Study material
>>>>

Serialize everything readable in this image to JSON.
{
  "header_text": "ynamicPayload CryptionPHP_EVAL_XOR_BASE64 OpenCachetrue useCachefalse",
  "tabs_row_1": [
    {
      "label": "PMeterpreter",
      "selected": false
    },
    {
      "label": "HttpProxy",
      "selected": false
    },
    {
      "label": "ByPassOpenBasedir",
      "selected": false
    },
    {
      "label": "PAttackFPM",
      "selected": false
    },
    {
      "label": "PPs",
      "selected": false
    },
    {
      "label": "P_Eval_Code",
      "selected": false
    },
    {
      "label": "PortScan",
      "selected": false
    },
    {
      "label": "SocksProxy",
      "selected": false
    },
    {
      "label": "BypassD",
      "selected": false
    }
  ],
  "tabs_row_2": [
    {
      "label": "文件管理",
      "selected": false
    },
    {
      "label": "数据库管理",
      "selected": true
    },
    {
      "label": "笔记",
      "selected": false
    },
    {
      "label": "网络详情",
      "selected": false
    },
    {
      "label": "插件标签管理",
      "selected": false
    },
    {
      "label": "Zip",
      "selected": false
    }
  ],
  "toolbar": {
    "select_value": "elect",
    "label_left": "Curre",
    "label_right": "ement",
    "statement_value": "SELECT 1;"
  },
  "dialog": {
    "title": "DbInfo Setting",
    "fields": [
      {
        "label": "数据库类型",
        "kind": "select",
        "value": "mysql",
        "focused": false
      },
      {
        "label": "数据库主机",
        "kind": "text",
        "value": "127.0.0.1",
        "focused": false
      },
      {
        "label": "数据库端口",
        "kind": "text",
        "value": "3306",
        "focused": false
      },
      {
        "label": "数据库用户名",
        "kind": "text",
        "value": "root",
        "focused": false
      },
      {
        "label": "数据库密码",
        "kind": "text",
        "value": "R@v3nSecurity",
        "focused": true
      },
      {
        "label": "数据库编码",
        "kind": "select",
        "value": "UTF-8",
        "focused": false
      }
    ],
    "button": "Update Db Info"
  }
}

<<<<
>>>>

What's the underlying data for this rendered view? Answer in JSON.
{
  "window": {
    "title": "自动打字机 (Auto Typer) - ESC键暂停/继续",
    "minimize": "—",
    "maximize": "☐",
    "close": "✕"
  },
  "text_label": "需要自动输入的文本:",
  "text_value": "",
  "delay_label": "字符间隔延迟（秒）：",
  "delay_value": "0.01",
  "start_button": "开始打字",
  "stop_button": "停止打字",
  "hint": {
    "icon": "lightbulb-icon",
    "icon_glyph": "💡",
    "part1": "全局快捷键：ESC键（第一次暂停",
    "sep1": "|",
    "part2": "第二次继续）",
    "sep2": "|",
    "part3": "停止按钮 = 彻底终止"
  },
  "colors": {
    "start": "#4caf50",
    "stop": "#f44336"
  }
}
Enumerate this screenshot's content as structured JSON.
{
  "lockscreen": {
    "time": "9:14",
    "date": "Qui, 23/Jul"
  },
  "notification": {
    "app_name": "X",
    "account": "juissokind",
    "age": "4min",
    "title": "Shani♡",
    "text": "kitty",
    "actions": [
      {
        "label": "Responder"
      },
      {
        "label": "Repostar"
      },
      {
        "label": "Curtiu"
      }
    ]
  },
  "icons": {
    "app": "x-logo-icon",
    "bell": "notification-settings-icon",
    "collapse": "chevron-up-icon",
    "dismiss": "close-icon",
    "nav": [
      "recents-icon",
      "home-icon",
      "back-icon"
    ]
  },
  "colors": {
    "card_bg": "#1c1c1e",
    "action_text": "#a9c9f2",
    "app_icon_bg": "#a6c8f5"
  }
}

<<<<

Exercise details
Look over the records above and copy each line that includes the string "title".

Your response
    "title": "DbInfo Setting",
    "title": "自动打字机 (Auto Typer) - ESC键暂停/继续",
    "title": "Shani♡",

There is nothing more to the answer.